Already taking omega-3s? If you’re already taking an over-the-counter omega-3 supplement, you don’t necessarily need to stop taking it if you don’t fall into one of the categories above, unless your doctor tells you to. But if you’re not taking an omega-3 supplement, whether you should start really depends on your individual risk factors, says Dr. Manson.
Regardless of whether you opt for an omega-3 supplement, you should always strive to maintain a healthy diet and lifestyle. “No dietary supplement is a substitute. We already know that, and I think this is an important point to reinforce,” says Dr. Manson. “Healthy lifestyle practices, including regular physical activity, healthy diet, and not smoking, will reduce heart disease risk by close to 80%, and that’s really the main recommendation for heart health,” she says.
Cardiovascular risk factors. If you have an elevated triglyceride level and a history of cardiovascular disease or have major risk factors for it, a high-dose omega-3 medication may be advisable. This is true even if you’re already taking a statin medication. The omega-3 drug does not replace the statin.
Fast facts about the two trials
The Vitamin D and Omega-3 trial (VITAL)
This study was published online Nov. 10, 2018, by The New England Journal of Medicine.
Funding source: The U.S. National Institutes of Health.
Who: 25,871 healthy, racially diverse individuals, including 12,786 men ages 50 and older and 13,085 women ages 55 and older.
What: A daily 1-gram omega-3 prescription supplement that included a combination of two omega-3 fatty acids, eicosapentaenoic acid (EPA) and docosahexaenoic acid (DHA). A 1-gram dose was chosen because it is a moderate amount that is unlikely to produce side effects.
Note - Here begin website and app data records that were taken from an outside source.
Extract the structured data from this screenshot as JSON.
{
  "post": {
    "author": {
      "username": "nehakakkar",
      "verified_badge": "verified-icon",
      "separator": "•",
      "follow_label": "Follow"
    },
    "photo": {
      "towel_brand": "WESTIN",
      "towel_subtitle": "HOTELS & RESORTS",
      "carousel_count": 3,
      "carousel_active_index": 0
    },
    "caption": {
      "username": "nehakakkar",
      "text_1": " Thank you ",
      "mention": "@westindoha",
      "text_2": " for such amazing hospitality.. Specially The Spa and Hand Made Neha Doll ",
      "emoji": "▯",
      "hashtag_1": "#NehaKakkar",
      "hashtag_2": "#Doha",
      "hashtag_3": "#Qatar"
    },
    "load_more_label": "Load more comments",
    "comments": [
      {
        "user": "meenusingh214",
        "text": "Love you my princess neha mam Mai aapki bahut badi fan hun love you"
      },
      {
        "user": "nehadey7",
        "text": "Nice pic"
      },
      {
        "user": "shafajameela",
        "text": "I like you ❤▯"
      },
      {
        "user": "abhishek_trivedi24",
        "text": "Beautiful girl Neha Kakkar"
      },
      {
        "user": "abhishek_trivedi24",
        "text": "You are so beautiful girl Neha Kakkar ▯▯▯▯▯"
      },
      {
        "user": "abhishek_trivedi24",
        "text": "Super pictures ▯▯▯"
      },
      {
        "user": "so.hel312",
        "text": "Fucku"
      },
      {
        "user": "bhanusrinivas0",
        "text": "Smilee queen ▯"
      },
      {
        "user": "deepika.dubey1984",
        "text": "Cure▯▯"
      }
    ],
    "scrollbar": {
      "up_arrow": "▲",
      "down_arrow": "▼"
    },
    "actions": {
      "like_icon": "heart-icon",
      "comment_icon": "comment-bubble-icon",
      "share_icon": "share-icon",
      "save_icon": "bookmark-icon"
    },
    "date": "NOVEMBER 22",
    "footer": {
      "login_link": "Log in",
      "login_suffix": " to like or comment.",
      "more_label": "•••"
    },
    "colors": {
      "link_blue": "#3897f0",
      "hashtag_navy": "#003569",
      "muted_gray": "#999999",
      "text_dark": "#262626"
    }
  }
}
A control group took a placebo.
The Reduction of Cardiovascular Events with EPA–Intervention Trial (REDUCE-IT)
While these two studies revealed some new knowledge about the potential benefits of omega-3 supplements, more information will likely be available in the near future. VITAL also examined the effect of omega-3 supplementation on cognitive decline, diabetes, depression, and autoimmune disorders, among other conditions, and those results will be published within the next year, says Dr. Manson.